Blogosphere is turning grey
There was a time when the Internet was almost the exclusive domain of youth. But that sort of ageism will soon be irrelevant, judging by the small but growing phenomenon of seniors turning to blogging.india Updated: Dec 22, 2006 13:04 IST
There was a time when the Internet was almost the exclusive domain of youth. But that sort of ageism will soon be irrelevant, judging by the small but growing phenomenon of seniors turning to blogging.
The greying of the web recently hit the spotlight in Britain, where a 79-year-old grandfather — who goes by the handle 'geriatric1927' — jumped straight on to the latest trend in blogging: vlogging (as in video blogging).
The widower has found fame as the oldest active member on YouTube, the video hosting site owned by Google on which he recounts to the camera stories from his own grandparents who lived in Victorian England (The adress of the website is (www.youtube.com/profile?user=geriatric1927).
In France, the residents of an old people's home in Brittany contribute to a joint blog called 'Alleuxnautes' (alleux.over-blog.com), and a 'storytelling grandma', Laurence Lamiable, has found success on www.abreuvetascience.net/bloglaurence.
A retired Belgian woman, Annie (blog.syrie.be), has also been giving glimpses of her life in Syria, where she has been living for the past four years. Right now, they and other senior bloggers are on the fringe of the Internet revolution.
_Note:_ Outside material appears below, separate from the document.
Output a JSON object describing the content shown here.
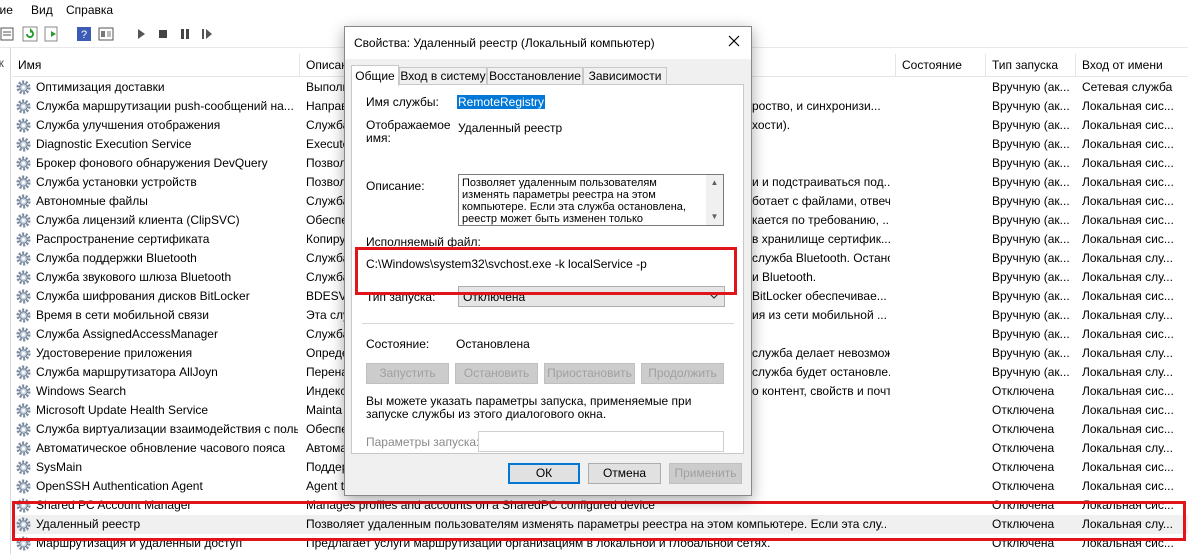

But studies show their number is growing, especially in the 50-70 year age group.
"The tool is common among the young, but the gap between the 25-34 year-olds and the seniors is not as big as that," said Alexis Helcmanocki, the head of Ipsos's new technologies division which organised the poll.